A simple, mild, and effective template approach has been used to produce hollow silica nanospheres with controlled sizes ranging from 40 to 150 nanometers. The obtained powders showed systematic variations in measured thermal conductivity, with values down to 0.024 W/(mK) so far, with en expressed goal to reach below 0.020 W/(mK). Surface hydrophobization was successfully performed. Thus, hollow silica nanospheres are considered to be promising building blocks for new hydrophobic, superinsulating materials.
Single-crystalline sodium tungsten bronze (Na-WO3) nanorods with typical diameters of 10−200 nm and lengths of several micrometers were prepared via hydrothermal synthesis. The as-prepared Na-WO3 nanorods crystallized in a hexagonal structure (space group P6/mmm) with unit cell parameters a=7.3166(8) Å and c= 3.8990(8) Å and elongated along the ⟨001⟩direction.
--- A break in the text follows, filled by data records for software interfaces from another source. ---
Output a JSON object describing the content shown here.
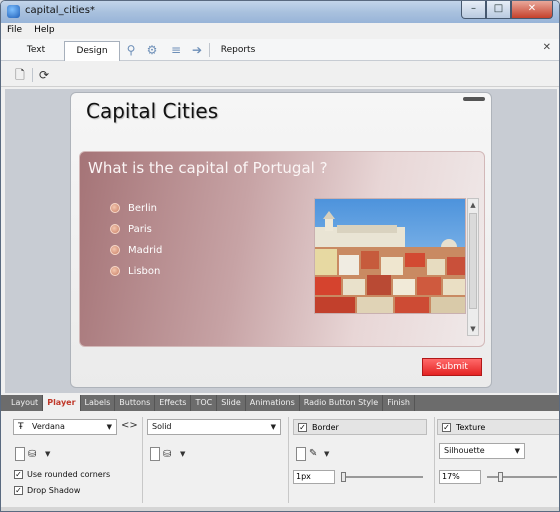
{
  "window": {
    "title": "capital_cities*",
    "controls": {
      "minimize": "–",
      "maximize": "□",
      "close": "✕"
    }
  },
  "menu": {
    "file": "File",
    "help": "Help"
  },
  "top_tabs": {
    "text": "Text",
    "design": "Design",
    "reports": "Reports",
    "close": "✕"
  },
  "slide": {
    "title": "Capital Cities",
    "question": "What is the capital of Portugal ?",
    "options": [
      "Berlin",
      "Paris",
      "Madrid",
      "Lisbon"
    ],
    "submit": "Submit"
  },
  "property_tabs": [
    "Layout",
    "Player",
    "Labels",
    "Buttons",
    "Effects",
    "TOC",
    "Slide",
    "Animations",
    "Radio Button Style",
    "Finish"
  ],
  "active_property_tab": "Player",
  "props": {
    "font": "Verdana",
    "rounded_corners": "Use rounded corners",
    "rounded_checked": true,
    "drop_shadow": "Drop Shadow",
    "shadow_checked": true,
    "fill_style": "Solid",
    "border_label": "Border",
    "border_checked": true,
    "border_width": "1px",
    "border_slider": 0.0,
    "texture_label": "Texture",
    "texture_checked": true,
    "texture_name": "Silhouette",
    "texture_opacity": "17%",
    "texture_slider": 0.17
  },
  "colors": {
    "submit": "#e42323",
    "active_tab": "#c0392b",
    "panel": "#a57477"
  }
}
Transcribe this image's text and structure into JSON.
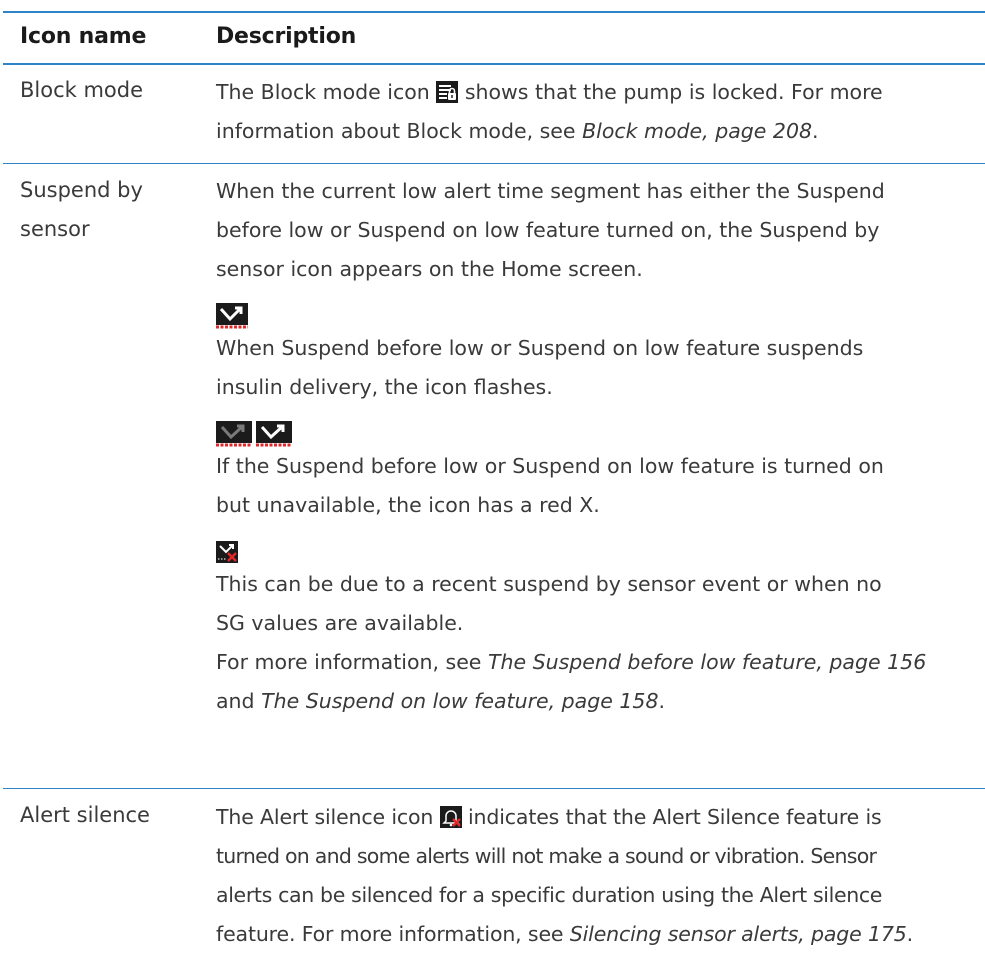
{
  "table": {
    "headers": {
      "icon_name": "Icon name",
      "description": "Description"
    },
    "rows": [
      {
        "name": "Block mode",
        "lines": {
          "l1_before": "The Block mode icon",
          "l1_after": "shows that the pump is locked. For more",
          "l2_before": "information about Block mode, see",
          "l2_ref": "Block mode, page 208",
          "l2_after": "."
        }
      },
      {
        "name_line1": "Suspend by",
        "name_line2": "sensor",
        "lines": {
          "p1_l1": "When the current low alert time segment has either the Suspend",
          "p1_l2": "before low or Suspend on low feature turned on, the Suspend by",
          "p1_l3": "sensor icon appears on the Home screen.",
          "p2_l1": "When Suspend before low or Suspend on low feature suspends",
          "p2_l2": "insulin delivery, the icon flashes.",
          "p3_l1": "If the Suspend before low or Suspend on low feature is turned on",
          "p3_l2": "but unavailable, the icon has a red X.",
          "p4_l1": "This can be due to a recent suspend by sensor event or when no",
          "p4_l2": "SG values are available.",
          "p5_l1_before": "For more information, see",
          "p5_l1_ref": "The Suspend before low feature, page 156",
          "p5_l2_before": "and",
          "p5_l2_ref": "The Suspend on low feature, page 158",
          "p5_l2_after": "."
        }
      },
      {
        "name": "Alert silence",
        "lines": {
          "l1_before": "The Alert silence icon",
          "l1_after": "indicates that the Alert Silence feature is",
          "l2": "turned on and some alerts will not make a sound or vibration. Sensor",
          "l3": "alerts can be silenced for a specific duration using the Alert silence",
          "l4_before": "feature. For more information, see",
          "l4_ref": "Silencing sensor alerts, page 175",
          "l4_after": "."
        }
      }
    ]
  },
  "colors": {
    "rule": "#2e84c7",
    "text": "#3a3a3a",
    "icon_dark": "#1b1b1b",
    "icon_red": "#e3262a"
  },
  "icons": [
    "block-mode-icon",
    "suspend-by-sensor-icon",
    "suspend-flashing-icon",
    "suspend-unavailable-icon",
    "alert-silence-icon"
  ]
}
Chemical analyses indicated a stoichiometry of Na0.18WO3.09·0.5H2O, revealing the existence of tunnel Na+ ions and water molecules in the structure, as confirmed also by the vibrational spectroscopic study. The as-prepared Na-WO3 nanorods exhibited a direct-allowed electronic transition with band-gap energy of about 2.5 eV, which allows a visible-light-driven photochromism related to photogenerated carriers and a proton−electron double injection process. The proposed photochromism was discussed in detail by means of Fourier transform infrared spectroscopy. The involved local structural evolutions such as water decomposition and ion intercalation during the photochromic process were identified.
Single-crystalline sodium tungsten bronze (Na-WO3) nanorods with typical diameters of 10–200 nm and lengths of several of microns were prepared via hydrothermal synthesis. X-ray diffraction data showed that the as-prepared Na-WO3 nanorods crystallize in a hexagonal structure (space group P6 / mmm) with unit cell parameters a = 7.3166(8) Å and c = 3.8990(8) Å, and elongate along the <001> direction. The Na-WO3 nanorods had a mean chemical composition of Na0.18WO3.09·0.5H2O. The Na-WO3 nanorods exhibited a typical cathodic coloration related to proton insertion, indicating their potentials in electrochromic smart window applications.